Even after Malakoff was placed on leave, under the terms of the agreement between the Medical Society and the licensing board, the board was not notified because Malakoff agreed to stop seeing patients.
"The argument is that by keeping it all secret, the Medical Society will be more likely to get physicians to come forward and enter these programs," said Sidney M. Wolfe, director of Public Citizen's Health Research Group. Although that strategy has some merit, Wolfe said, "it's fairly risky. It's really a dangerous situation for the public."
In some cases, said James Granger, the medical board's executive director, drug-abusing doctors are allowed to retain their Drug Enforcement Administration prescribing privileges if it is determined that removal of those privileges might compromise their ability to maintain their medical practices. Those privileges give the physicians the ability to write prescriptions for especially potent and addictive narcotics.
Malakoff was allowed to keep his DEA number, Wasserman said.

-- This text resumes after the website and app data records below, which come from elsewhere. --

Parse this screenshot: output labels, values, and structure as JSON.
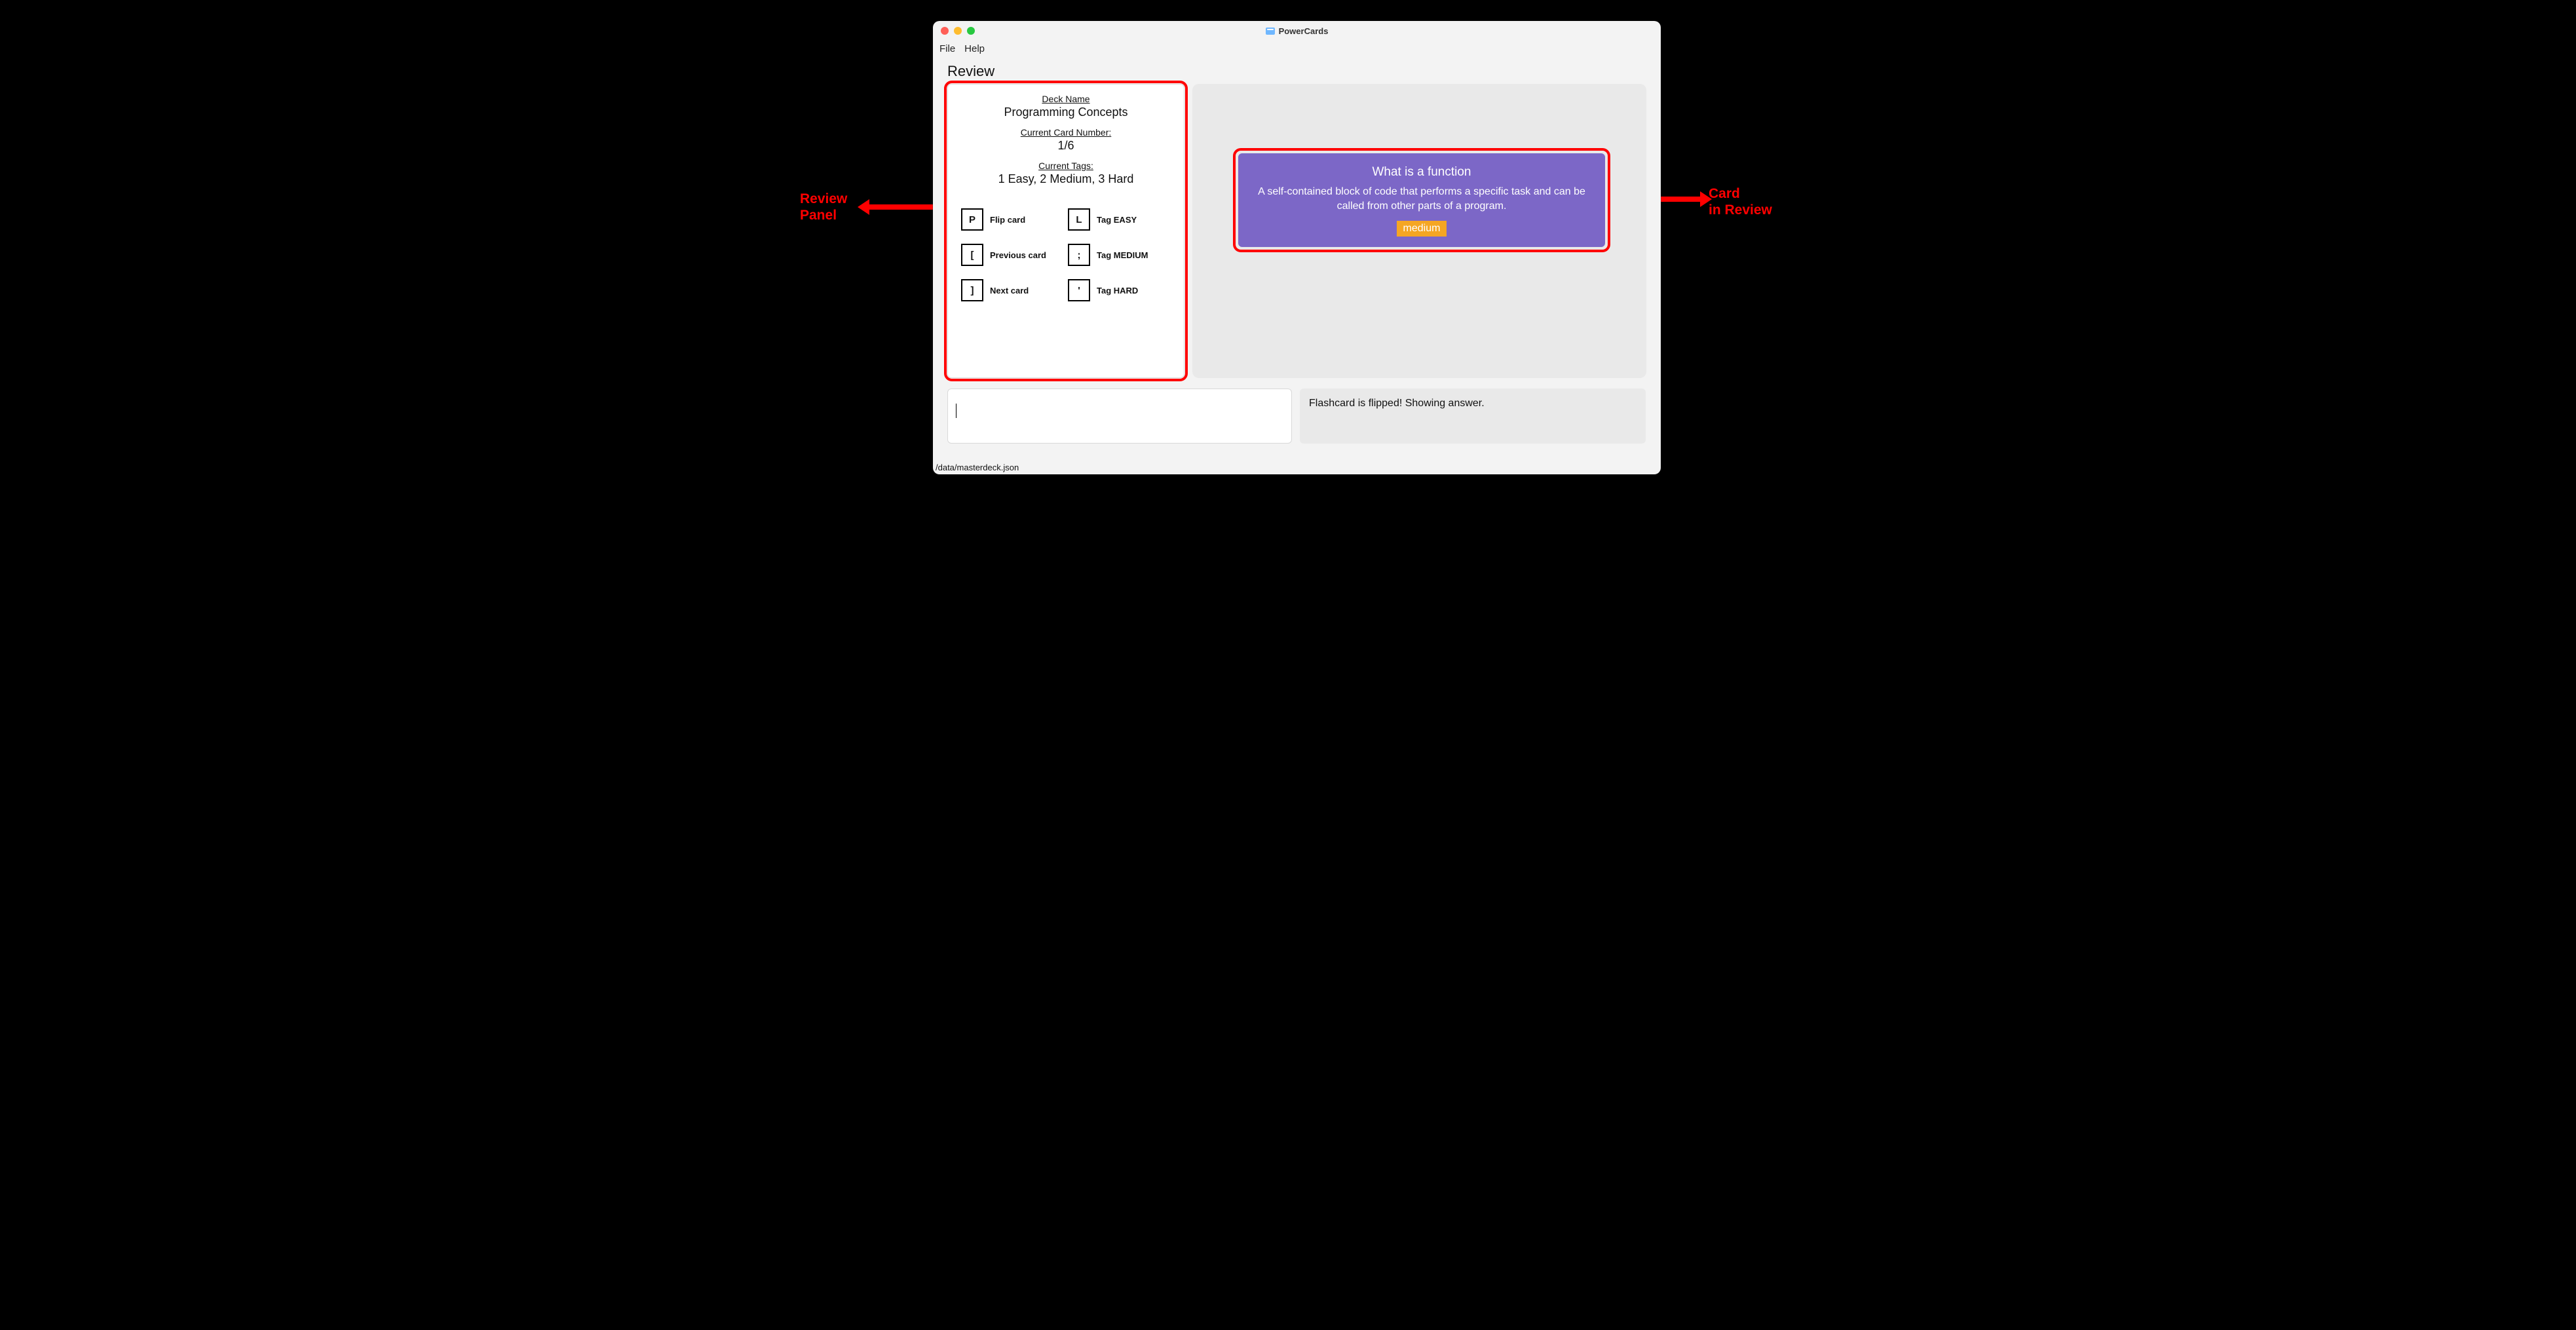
{
  "annotations": {
    "left_label": "Review Panel",
    "right_label": "Card in Review"
  },
  "window": {
    "app_title": "PowerCards",
    "menu": {
      "file": "File",
      "help": "Help"
    }
  },
  "page": {
    "title": "Review"
  },
  "review_panel": {
    "deck_name_label": "Deck Name",
    "deck_name_value": "Programming Concepts",
    "card_number_label": "Current Card Number:",
    "card_number_value": "1/6",
    "tags_label": "Current Tags:",
    "tags_value": "1 Easy, 2 Medium, 3 Hard",
    "shortcuts": {
      "flip": {
        "key": "P",
        "label": "Flip card"
      },
      "easy": {
        "key": "L",
        "label": "Tag EASY"
      },
      "prev": {
        "key": "[",
        "label": "Previous card"
      },
      "medium": {
        "key": ";",
        "label": "Tag MEDIUM"
      },
      "next": {
        "key": "]",
        "label": "Next card"
      },
      "hard": {
        "key": "'",
        "label": "Tag HARD"
      }
    }
  },
  "card": {
    "question": "What is a function",
    "answer": "A self-contained block of code that performs a specific task and can be called from other parts of a program.",
    "badge": "medium"
  },
  "command_input": {
    "value": ""
  },
  "status": {
    "message": "Flashcard is flipped! Showing answer."
  },
  "footer": {
    "path": "/data/masterdeck.json"
  },
  "colors": {
    "card_purple": "#7c67c7",
    "badge_orange": "#f5a623",
    "annotate_red": "#ff0000"
  }
}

Wolfe has long advocated stricter oversight of impaired doctors and has been particularly critical of the D.C. medical licensing board, which ranks among the nation's lowest in terms of the percentage of doctors disciplined each year.
Full disclosure of a doctor's impairment record is but one of several issues raised by the revelations. Another is the apparent ease with which the doctor was able to keep obtaining strictly controlled drugs known for their addictive potential. The New Yorker, citing divorce records and other documents, said that Malakoff wrote several prescriptions to himself using other doctors' names and DEA numbers.

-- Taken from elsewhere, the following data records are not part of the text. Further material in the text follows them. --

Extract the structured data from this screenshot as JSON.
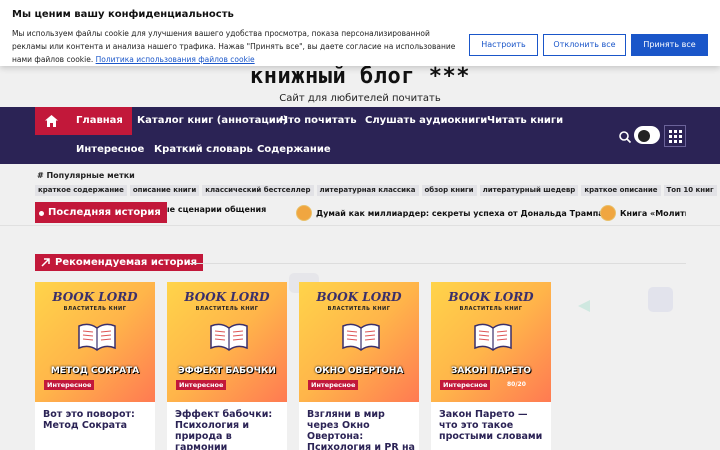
{
  "cookie": {
    "title": "Мы ценим вашу конфиденциальность",
    "text": "Мы используем файлы cookie для улучшения вашего удобства просмотра, показа персонализированной рекламы или контента и анализа нашего трафика. Нажав \"Принять все\", вы даете согласие на использование нами файлов cookie.",
    "link": "Политика использования файлов cookie",
    "customize": "Настроить",
    "reject": "Отклонить все",
    "accept": "Принять все"
  },
  "site": {
    "title": "книжный блог ***",
    "subtitle": "Сайт для любителей почитать"
  },
  "nav": {
    "home_icon": "home-icon",
    "items": [
      "Главная",
      "Каталог книг (аннотации)",
      "Что почитать",
      "Слушать аудиокниги",
      "Читать книги",
      "Интересное",
      "Краткий словарь",
      "Содержание"
    ]
  },
  "tags": {
    "title": "# Популярные метки",
    "items": [
      "краткое содержание",
      "описание книги",
      "классический бестселлер",
      "литературная классика",
      "обзор книги",
      "литературный шедевр",
      "краткое описание",
      "Топ 10 книг"
    ]
  },
  "ticker": {
    "label": "Последняя история",
    "items": [
      "ызные сценарии общения",
      "Думай как миллиардер: секреты успеха от Дональда Трампа",
      "Книга «Молитвы"
    ]
  },
  "featured": {
    "heading": "Рекомендуемая история",
    "cards": [
      {
        "brand": "BOOK LORD",
        "brand_sub": "ВЛАСТИТЕЛЬ КНИГ",
        "cover_title": "МЕТОД СОКРАТА",
        "tag": "Интересное",
        "title": "Вот это поворот: Метод Сократа"
      },
      {
        "brand": "BOOK LORD",
        "brand_sub": "ВЛАСТИТЕЛЬ КНИГ",
        "cover_title": "ЭФФЕКТ БАБОЧКИ",
        "tag": "Интересное",
        "title": "Эффект бабочки: Психология и природа в гармонии"
      },
      {
        "brand": "BOOK LORD",
        "brand_sub": "ВЛАСТИТЕЛЬ КНИГ",
        "cover_title": "ОКНО ОВЕРТОНА",
        "tag": "Интересное",
        "title": "Взгляни в мир через Окно Овертона: Психология и PR на перекрестке"
      },
      {
        "brand": "BOOK LORD",
        "brand_sub": "ВЛАСТИТЕЛЬ КНИГ",
        "cover_title": "ЗАКОН ПАРЕТО",
        "cover_extra": "80/20",
        "tag": "Интересное",
        "title": "Закон Парето — что это такое простыми словами"
      }
    ]
  },
  "colors": {
    "nav_bg": "#2b2355",
    "accent": "#c2183a",
    "link": "#1a56c9"
  }
}
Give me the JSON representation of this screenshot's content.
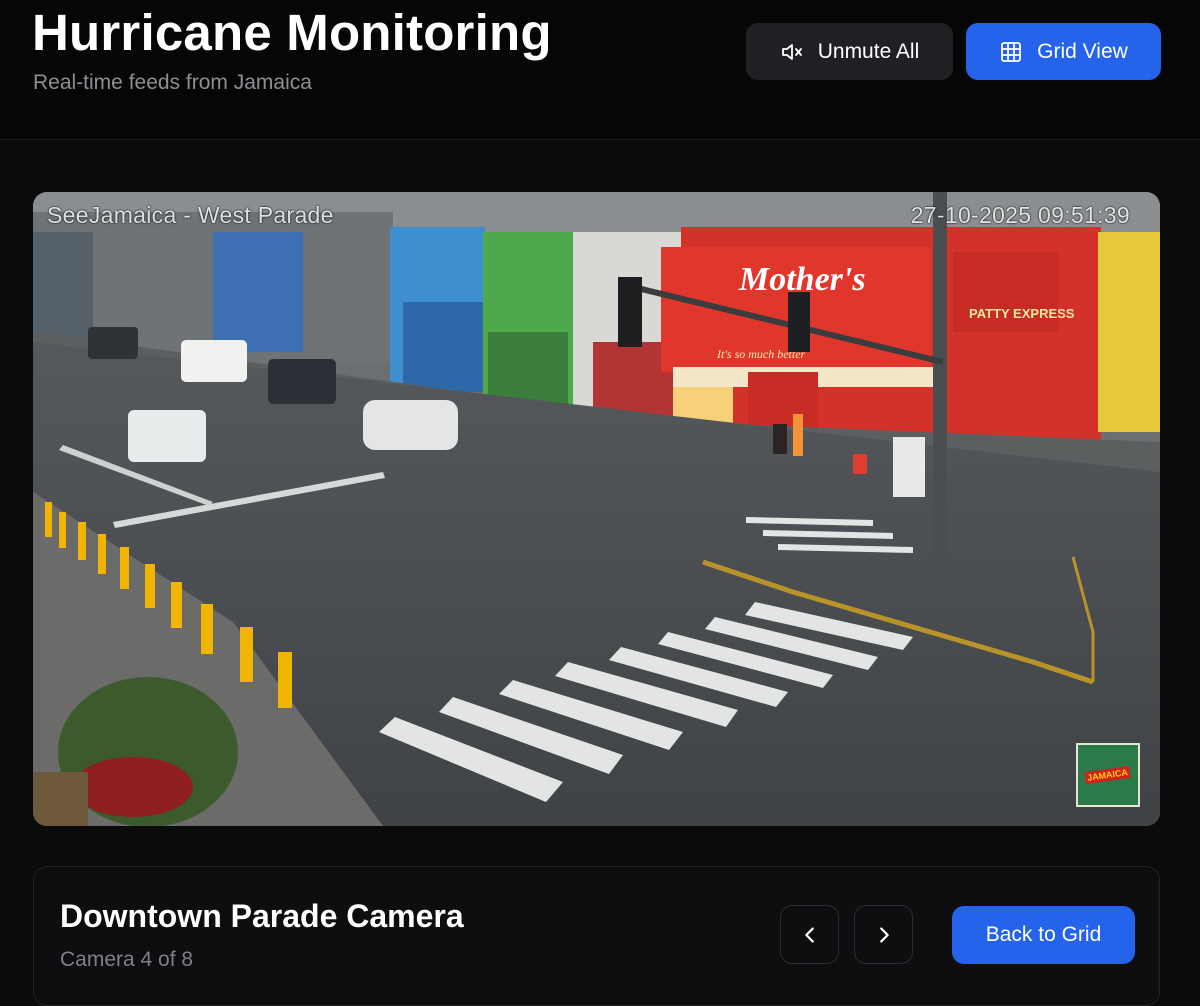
{
  "header": {
    "title": "Hurricane Monitoring",
    "subtitle": "Real-time feeds from Jamaica",
    "unmute_label": "Unmute All",
    "grid_label": "Grid View"
  },
  "feed": {
    "overlay_name": "SeeJamaica - West Parade",
    "overlay_timestamp": "27-10-2025 09:51:39",
    "sign_mothers": "Mother's",
    "sign_slogan": "It's so much better",
    "sign_express": "PATTY EXPRESS",
    "watermark": "JAMAICA"
  },
  "panel": {
    "camera_title": "Downtown Parade Camera",
    "camera_position": "Camera 4 of 8",
    "back_label": "Back to Grid"
  },
  "colors": {
    "accent": "#2563eb",
    "background": "#0b0b0c",
    "muted_text": "#8d8f94"
  },
  "icons": [
    "mute-icon",
    "grid-icon",
    "chevron-left-icon",
    "chevron-right-icon"
  ]
}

According to the New Yorker, the papers also document his purchase of tens of thousands of dollars' worth of controlled substances over the Internet, including a nasal spray version of Stadol, a powerful pain killer whose addictive powers have prompted some lawyers to advertise for patients seeking to sue the drug's maker.

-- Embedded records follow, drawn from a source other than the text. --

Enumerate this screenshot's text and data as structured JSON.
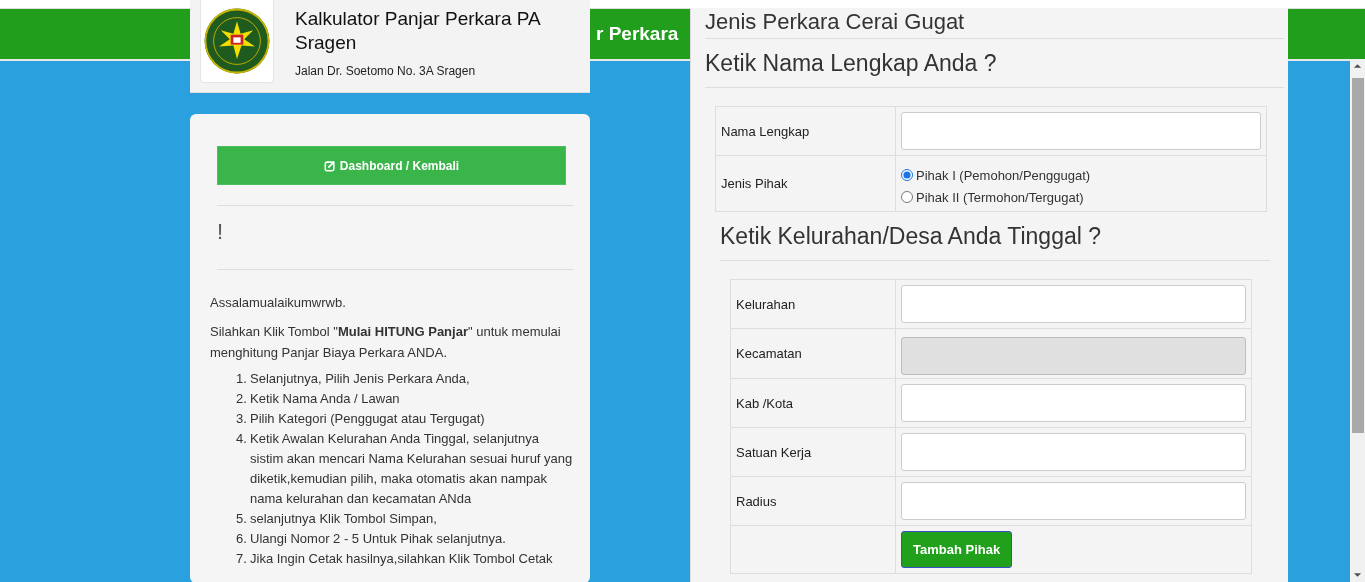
{
  "top_bar": {
    "title": "r Perkara"
  },
  "header": {
    "title": "Kalkulator Panjar Perkara PA Sragen",
    "address": "Jalan Dr. Soetomo No. 3A Sragen"
  },
  "sidebar": {
    "button": "Dashboard / Kembali",
    "notice": "!",
    "greeting": "Assalamualaikumwrwb.",
    "intro": "Silahkan Klik Tombol \"**Mulai HITUNG Panjar**\" untuk memulai menghitung Panjar Biaya Perkara ANDA.",
    "steps": [
      {
        "number": "1.",
        "text": "Selanjutnya, Pilih Jenis Perkara Anda,"
      },
      {
        "number": "2.",
        "text": "Ketik Nama Anda / Lawan"
      },
      {
        "number": "3.",
        "text": "Pilih Kategori (Penggugat atau Tergugat)"
      },
      {
        "number": "4.",
        "text": "Ketik Awalan Kelurahan Anda Tinggal, selanjutnya sistim akan mencari Nama Kelurahan sesuai huruf yang diketik,kemudian pilih, maka otomatis akan nampak nama kelurahan dan kecamatan ANda"
      },
      {
        "number": "5.",
        "text": "selanjutnya Klik Tombol Simpan,"
      },
      {
        "number": "6.",
        "text": "Ulangi Nomor 2 - 5 Untuk Pihak selanjutnya."
      },
      {
        "number": "7.",
        "text": "Jika Ingin Cetak hasilnya,silahkan Klik Tombol Cetak"
      }
    ]
  },
  "modal": {
    "case_heading": "Jenis Perkara Cerai Gugat",
    "name_section": {
      "heading": "Ketik Nama Lengkap Anda ?",
      "rows": [
        {
          "kind": "input",
          "label": "Nama Lengkap",
          "disabled": false
        },
        {
          "kind": "radio",
          "label": "Jenis Pihak",
          "options": [
            {
              "label": "Pihak I (Pemohon/Penggugat)",
              "selected": true
            },
            {
              "label": "Pihak II (Termohon/Tergugat)",
              "selected": false
            }
          ]
        }
      ]
    },
    "address_section": {
      "heading": "Ketik Kelurahan/Desa Anda Tinggal ?",
      "rows": [
        {
          "kind": "input",
          "label": "Kelurahan",
          "disabled": false
        },
        {
          "kind": "input",
          "label": "Kecamatan",
          "disabled": true
        },
        {
          "kind": "input",
          "label": "Kab /Kota",
          "disabled": false
        },
        {
          "kind": "input",
          "label": "Satuan Kerja",
          "disabled": false
        },
        {
          "kind": "input",
          "label": "Radius",
          "disabled": false
        },
        {
          "kind": "button",
          "label": "Tambah Pihak"
        }
      ]
    }
  }
}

Also at issue is whether drug tests administered as a routine part of the Medical Society program failed to pick up Malakoff's alleged ongoing drug use. Some people involved in drug treatment programs have managed to manipulate drug test results, using any number of kits available on the Internet. It remained unclear yesterday whether Malakoff was still taking drug tests or why the Medical Society had concluded that his treatment was a failure.
That determination forced Malakoff to choose between agreeing to stop seeing patients or having his case referred to the licensing board.
Almost as soon as Bush selected Cheney to be his vice presidential running mate July 25, 2000, questions arose about Cheney's medical history, which included three heart attacks in the 1970s and 1980s, heart surgery, high cholesterol and gout. Malakoff, who had been Cheney's primary care physician since 1995, spoke up to assuage those concerns.
"At this time, Mr. Cheney is in excellent health," Malakoff said then. "I monitor him closely for his known medical problems. He is up to the task of the most sensitive public office."
By that time, Malakoff was already in treatment for drug addiction.
Malakoff saw Cheney on Nov. 29, 2000, for a routine medical follow-up after his treatment for what doctors called a "minor heart attack" -- his fourth -- seven days earlier. "We told Mr. Cheney he can resume his usual schedule and stressed the importance of good exercise and nutrition," Malakoff announced that day.
Williams, the George Washington provost, said yesterday that he, too, was a patient of Malakoff's and had not noticed evidence of impairment during his visits in recent years. "Was he taking just enough to take the edge off?" Williams asked. "Did he take it every day? I still do not even know what he was taking."
Williams said that some types of doctors, notably anesthesiologists, of which he is one, are especially at risk of becoming addicted to prescription drugs, while internal medicine, which Malakoff practiced, is "not considered a high-risk specialty."
Staff writer Cheryl W. Thompson and researcher Meg Smith contributed to this report.